Poker is a card game where players bet on the outcome of their hand. There are a number of variants, each with its own rules. The objective of the game is to win a pot, which is the sum of all the bets made by the players in a specific deal.
The cards in a standard 52-card deck are used, with one or two jokers. The dealer deals the cards, then shuffles them for the next round of play.
There are various types of poker games, with the most popular being Texas Hold’em, Omaha, and Seven-Card Stud. These games differ in many ways, including the number of cards dealt and the betting intervals. In most games, each player is dealt one card face up and one card face down, with a betting interval after each round.
In each round of betting, a player can either check or raise the amount of his bet. If he checks, his bet is returned to him; if he raises the bet, it must be matched or called. If he folds, his bet is lost.
If a player folds, he may not participate in the next round of betting, although he may return to the table later to continue playing. He must also forfeit any chips he has in the pot that were not put in during his previous bet.
Having the ability to make decisions under pressure is important for any player who wants to succeed in a game of poker. In addition to being useful for poker, this skill can help you when dealing with difficult situations in other areas of your life.
Another benefit of making decisions under pressure is that it can help you overcome feelings of fear and anxiety. This can be especially helpful in a game of poker, where the stakes are high and your opponents might not be as good as you think they are.
The ability to play strong, but mediocre hands is also crucial. This is because a weak hand can be beaten by a stronger one, and vice versa.
If you are not confident that your hand is strong, you should bet smaller amounts of money on the flop and the turn, and more on the river. This will help you force your opponents out of the pot, while increasing the value of your own stack.
A good rule of thumb is to always try to make the best of any situation, even if it doesn’t seem like a win. This will allow you to avoid the emotional rollercoaster that can happen in a game of poker and will keep you from getting burned out.
Poker is a great way to improve your skills, no matter if you are a recreational player or a professional.
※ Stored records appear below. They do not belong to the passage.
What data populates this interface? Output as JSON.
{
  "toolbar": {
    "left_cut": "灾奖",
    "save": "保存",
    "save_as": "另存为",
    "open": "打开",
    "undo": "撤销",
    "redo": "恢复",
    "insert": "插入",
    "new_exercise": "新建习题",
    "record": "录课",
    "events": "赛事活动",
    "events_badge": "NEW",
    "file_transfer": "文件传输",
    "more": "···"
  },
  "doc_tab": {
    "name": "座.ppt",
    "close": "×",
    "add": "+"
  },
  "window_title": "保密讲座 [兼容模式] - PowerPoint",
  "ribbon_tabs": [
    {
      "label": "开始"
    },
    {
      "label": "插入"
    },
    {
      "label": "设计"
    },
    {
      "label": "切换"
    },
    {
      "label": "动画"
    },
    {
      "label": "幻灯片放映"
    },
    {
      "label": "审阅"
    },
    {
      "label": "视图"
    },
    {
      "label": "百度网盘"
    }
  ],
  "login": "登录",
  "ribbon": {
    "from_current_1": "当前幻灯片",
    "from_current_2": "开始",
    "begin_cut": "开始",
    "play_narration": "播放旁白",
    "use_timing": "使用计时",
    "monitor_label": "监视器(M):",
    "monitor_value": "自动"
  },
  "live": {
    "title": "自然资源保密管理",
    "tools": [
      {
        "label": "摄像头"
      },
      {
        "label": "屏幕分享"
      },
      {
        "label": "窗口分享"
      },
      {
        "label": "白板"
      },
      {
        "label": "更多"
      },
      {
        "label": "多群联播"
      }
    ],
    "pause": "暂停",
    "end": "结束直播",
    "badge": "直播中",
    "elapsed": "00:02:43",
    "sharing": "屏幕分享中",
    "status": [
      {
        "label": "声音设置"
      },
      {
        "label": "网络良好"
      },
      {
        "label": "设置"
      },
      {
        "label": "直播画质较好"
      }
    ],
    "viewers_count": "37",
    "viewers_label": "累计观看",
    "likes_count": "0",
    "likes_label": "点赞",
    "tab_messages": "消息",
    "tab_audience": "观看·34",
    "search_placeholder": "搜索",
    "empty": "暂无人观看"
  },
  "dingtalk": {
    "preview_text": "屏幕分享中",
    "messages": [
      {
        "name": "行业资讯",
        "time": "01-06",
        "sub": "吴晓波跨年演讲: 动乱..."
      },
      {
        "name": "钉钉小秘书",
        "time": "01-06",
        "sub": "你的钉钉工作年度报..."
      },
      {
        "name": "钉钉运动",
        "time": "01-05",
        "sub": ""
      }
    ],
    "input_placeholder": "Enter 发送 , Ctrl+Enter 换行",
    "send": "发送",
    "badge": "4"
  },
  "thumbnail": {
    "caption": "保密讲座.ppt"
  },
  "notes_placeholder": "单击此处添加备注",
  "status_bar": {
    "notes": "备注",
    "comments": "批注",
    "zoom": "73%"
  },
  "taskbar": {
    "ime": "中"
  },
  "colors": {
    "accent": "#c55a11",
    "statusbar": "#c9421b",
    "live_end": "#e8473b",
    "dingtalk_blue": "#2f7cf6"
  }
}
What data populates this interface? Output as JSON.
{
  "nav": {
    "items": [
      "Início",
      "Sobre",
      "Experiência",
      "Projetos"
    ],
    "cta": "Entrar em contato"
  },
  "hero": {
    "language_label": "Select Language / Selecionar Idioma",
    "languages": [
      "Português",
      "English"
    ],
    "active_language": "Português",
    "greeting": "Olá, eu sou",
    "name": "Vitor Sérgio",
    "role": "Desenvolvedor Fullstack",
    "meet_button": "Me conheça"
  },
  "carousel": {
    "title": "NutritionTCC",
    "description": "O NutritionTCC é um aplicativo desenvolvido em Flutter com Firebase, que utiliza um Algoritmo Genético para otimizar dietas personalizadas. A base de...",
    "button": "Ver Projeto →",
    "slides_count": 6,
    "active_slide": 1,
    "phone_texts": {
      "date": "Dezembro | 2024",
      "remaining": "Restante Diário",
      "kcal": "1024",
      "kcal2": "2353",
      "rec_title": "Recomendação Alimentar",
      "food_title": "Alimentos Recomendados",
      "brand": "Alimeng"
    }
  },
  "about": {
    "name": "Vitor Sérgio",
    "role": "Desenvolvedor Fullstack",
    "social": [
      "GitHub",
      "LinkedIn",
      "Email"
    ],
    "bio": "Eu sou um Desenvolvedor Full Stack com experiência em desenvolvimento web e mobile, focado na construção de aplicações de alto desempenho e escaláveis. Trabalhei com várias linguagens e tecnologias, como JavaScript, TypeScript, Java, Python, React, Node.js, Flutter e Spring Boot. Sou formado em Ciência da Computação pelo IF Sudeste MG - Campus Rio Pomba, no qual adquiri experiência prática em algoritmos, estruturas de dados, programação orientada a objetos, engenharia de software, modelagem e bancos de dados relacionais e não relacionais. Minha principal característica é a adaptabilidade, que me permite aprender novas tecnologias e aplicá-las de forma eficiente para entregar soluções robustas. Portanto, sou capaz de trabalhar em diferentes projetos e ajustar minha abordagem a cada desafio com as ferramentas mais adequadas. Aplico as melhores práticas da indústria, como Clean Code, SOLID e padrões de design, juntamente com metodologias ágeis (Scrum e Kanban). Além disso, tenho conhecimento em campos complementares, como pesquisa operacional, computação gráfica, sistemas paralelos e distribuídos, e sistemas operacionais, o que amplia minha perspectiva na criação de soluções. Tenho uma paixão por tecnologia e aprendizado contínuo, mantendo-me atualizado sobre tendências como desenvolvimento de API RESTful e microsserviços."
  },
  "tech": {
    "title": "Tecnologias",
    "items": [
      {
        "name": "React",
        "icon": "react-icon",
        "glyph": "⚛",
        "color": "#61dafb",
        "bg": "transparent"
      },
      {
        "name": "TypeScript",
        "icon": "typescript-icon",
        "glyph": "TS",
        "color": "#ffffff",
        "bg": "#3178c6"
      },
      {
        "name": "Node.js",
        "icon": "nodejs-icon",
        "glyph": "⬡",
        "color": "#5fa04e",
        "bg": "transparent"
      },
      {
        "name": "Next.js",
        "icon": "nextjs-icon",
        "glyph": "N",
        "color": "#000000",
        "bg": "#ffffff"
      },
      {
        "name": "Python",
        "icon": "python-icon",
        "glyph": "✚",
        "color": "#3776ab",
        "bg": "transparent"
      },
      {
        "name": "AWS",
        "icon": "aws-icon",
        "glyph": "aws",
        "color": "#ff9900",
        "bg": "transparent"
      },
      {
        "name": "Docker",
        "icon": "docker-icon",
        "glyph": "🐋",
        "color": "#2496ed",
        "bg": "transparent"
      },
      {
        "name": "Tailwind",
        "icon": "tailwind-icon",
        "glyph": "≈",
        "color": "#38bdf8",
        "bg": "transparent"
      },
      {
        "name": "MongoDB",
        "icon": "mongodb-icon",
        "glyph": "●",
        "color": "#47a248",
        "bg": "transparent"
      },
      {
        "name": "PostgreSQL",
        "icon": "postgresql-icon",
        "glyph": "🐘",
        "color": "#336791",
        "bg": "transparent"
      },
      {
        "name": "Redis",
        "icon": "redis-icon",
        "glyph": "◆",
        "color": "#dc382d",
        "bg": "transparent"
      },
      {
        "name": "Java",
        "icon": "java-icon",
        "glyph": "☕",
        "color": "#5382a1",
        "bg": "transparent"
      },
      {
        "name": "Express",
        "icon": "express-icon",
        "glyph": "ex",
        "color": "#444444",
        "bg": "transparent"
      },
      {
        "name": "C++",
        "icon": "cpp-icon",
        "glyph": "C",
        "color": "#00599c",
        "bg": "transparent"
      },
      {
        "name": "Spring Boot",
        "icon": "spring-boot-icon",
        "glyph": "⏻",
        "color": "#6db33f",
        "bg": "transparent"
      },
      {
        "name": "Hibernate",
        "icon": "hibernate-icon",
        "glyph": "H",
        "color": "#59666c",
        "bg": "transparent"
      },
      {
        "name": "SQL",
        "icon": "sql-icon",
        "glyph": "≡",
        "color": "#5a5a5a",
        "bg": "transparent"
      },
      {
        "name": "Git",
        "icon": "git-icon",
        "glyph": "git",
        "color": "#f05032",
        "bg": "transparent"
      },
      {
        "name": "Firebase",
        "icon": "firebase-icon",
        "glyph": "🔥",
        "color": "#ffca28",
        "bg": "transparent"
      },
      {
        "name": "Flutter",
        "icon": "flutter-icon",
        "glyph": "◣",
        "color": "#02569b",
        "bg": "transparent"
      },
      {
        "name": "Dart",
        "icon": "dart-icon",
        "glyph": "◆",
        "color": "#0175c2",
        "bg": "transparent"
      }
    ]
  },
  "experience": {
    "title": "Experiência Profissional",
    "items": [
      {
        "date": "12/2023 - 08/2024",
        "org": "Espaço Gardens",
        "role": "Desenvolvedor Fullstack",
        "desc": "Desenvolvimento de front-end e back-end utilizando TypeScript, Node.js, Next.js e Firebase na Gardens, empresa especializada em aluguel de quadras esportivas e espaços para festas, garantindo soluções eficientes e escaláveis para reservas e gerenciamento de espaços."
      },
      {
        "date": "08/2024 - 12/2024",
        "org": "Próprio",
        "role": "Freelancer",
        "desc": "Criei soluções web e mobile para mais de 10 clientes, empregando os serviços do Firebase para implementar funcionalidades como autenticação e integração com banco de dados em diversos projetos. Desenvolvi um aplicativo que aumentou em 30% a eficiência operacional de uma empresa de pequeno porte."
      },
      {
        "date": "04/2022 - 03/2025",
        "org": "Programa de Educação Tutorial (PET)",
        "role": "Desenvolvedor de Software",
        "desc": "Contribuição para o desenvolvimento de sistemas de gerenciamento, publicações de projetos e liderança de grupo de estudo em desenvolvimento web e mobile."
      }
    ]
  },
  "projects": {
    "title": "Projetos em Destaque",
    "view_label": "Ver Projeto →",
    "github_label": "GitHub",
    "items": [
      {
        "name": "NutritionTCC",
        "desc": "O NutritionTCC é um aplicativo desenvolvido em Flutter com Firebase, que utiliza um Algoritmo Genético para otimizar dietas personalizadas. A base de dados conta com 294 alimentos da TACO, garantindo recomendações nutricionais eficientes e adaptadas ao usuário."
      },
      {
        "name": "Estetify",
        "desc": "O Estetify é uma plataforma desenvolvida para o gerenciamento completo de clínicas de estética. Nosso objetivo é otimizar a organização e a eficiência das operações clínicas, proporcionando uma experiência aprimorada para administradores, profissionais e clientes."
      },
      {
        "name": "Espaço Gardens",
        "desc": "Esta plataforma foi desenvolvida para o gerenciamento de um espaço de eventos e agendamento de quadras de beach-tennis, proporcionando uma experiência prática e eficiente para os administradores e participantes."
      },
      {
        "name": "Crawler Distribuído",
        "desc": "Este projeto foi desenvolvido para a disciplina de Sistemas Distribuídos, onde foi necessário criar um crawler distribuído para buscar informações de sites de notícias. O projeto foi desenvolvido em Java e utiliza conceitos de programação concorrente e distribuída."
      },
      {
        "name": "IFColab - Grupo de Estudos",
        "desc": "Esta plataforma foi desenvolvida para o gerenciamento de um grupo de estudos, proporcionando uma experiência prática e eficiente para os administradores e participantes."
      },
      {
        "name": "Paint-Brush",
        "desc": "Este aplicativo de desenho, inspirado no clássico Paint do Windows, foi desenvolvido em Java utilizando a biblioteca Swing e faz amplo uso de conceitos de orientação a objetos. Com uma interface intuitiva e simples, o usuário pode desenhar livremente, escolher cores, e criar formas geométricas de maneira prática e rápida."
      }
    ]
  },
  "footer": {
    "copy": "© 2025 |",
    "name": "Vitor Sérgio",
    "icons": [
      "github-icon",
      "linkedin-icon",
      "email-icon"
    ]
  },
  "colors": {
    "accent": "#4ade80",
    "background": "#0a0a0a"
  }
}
It can help you learn how to play a range of different hands and be more patient in the process. It will also help you to develop and maintain your focus.